- The fifth son of Jacob, and the first of Bilhah, Rachel's maid. (Genesis 30:6) (B.C. after 1753.) The origin of the name is given in the exclamation of Rachel. The records of Dan are unusually meagre. Only one son is attributed to him, (Genesis 46:23) but his tribe was, with the exception of Judah, the most numerous of all. In the division of the promised land Dan was the last of the tribes to receive his portion, which was the smallest of the twelve. (Joshua 19:48) But notwithstanding its smallness it had eminent natural advantages. On the north and east it was completely embraced by its two brother tribes Ephraim and Benjamin, while on the southeast and south it joined Judah, and was thus surrounded by the three most powerful states of the whole confederacy. It was a rich and fertile district; but the Amorites soon "forced them into the mountain," (Judges 1:34) and they had another portion granted them. Judges 18. In the "security" and "quiet," (Judges 18:7,10) of their rich northern possession the Danites enjoyed the leisure and repose which had been denied them in their original seat. In the time of David Dan still kept its place among the tribes. (1 Chronicles 12:35) Asher is omitted, but the "prince of the tribe of Dan" is mentioned in the list of (1 Chronicles 27:22) But from this time forward the name as applied to the tribe vanishes; it is kept alive only by the northern city. In the genealogies of 1 Chronicles 2-12, Dan is omitted entirely. Lastly, Dan is omitted from the list of those who were sealed by the angel in the vision of St. John. (Revelation 7:5-7)

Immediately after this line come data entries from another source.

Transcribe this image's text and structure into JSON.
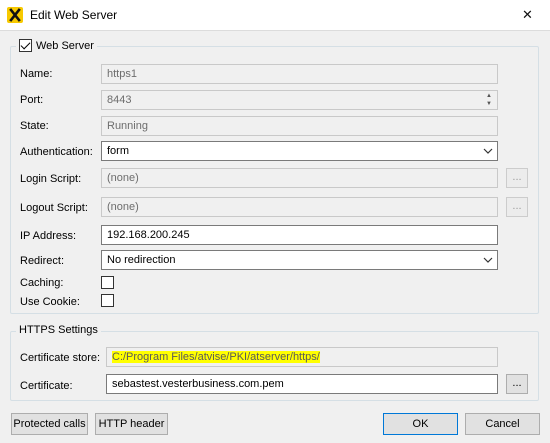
{
  "window": {
    "title": "Edit Web Server",
    "app_icon": "x-logo-icon",
    "close_glyph": "✕"
  },
  "web_server_group": {
    "legend": "Web Server",
    "enabled": true,
    "name_label": "Name:",
    "name_value": "https1",
    "port_label": "Port:",
    "port_value": "8443",
    "state_label": "State:",
    "state_value": "Running",
    "auth_label": "Authentication:",
    "auth_value": "form",
    "login_script_label": "Login Script:",
    "login_script_value": "(none)",
    "logout_script_label": "Logout Script:",
    "logout_script_value": "(none)",
    "ip_label": "IP Address:",
    "ip_value": "192.168.200.245",
    "redirect_label": "Redirect:",
    "redirect_value": "No redirection",
    "caching_label": "Caching:",
    "caching_checked": false,
    "use_cookie_label": "Use Cookie:",
    "use_cookie_checked": false,
    "browse_label": "..."
  },
  "https_group": {
    "legend": "HTTPS Settings",
    "cert_store_label": "Certificate store:",
    "cert_store_value": "C:/Program Files/atvise/PKI/atserver/https/",
    "certificate_label": "Certificate:",
    "certificate_value": "sebastest.vesterbusiness.com.pem",
    "browse_label": "..."
  },
  "footer": {
    "protected_calls": "Protected calls",
    "http_header": "HTTP header",
    "ok": "OK",
    "cancel": "Cancel"
  },
  "colors": {
    "accent": "#0078d7",
    "highlight": "#ffff00",
    "logo": "#f7c900"
  }
}
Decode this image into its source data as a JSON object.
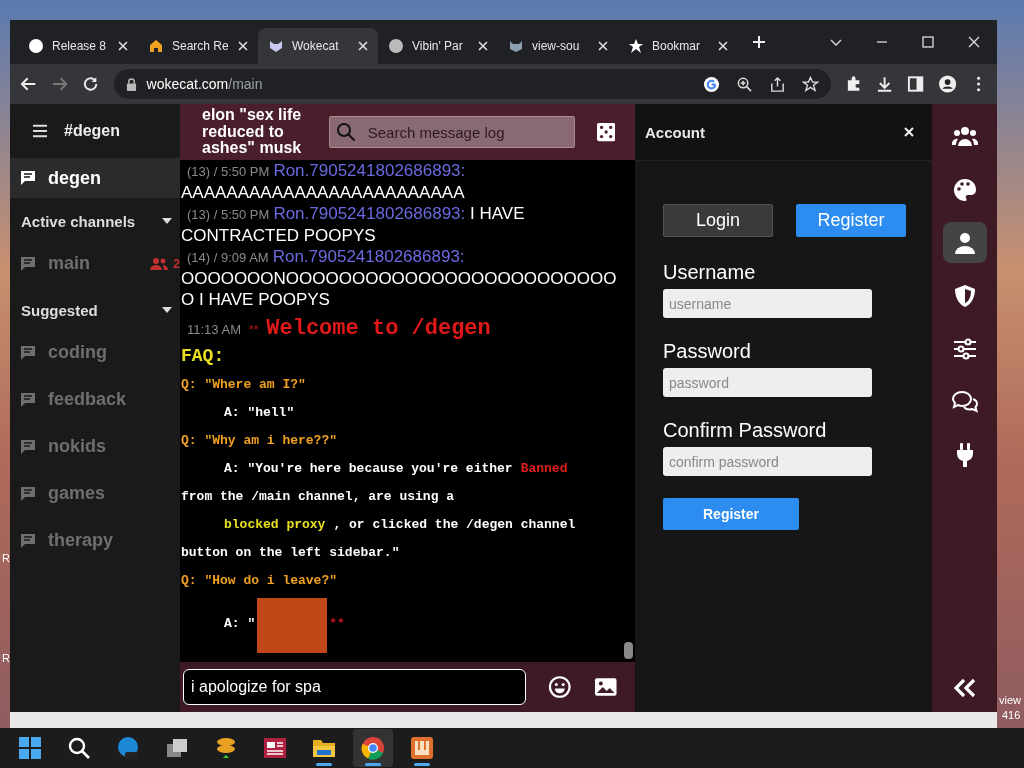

- The well-known city, so familiar as the most northern landmark of Palestine, in the common expression "from Dan even to beersheba." The name of the place was originally LAISH or LESHEM. (Joshua 19:47) After the establishment of the Danites at Dan it became the acknowledged extremity of the country. It is now Tell el-Kadi , a mound, three miles from Banias, from the foot of which gushes out one of the largest fountains in the world, the main source of the Jordan.
DAN, noun A title of honor equivalent to master; used by Shakspeare, Prior, etc., but now obsolete.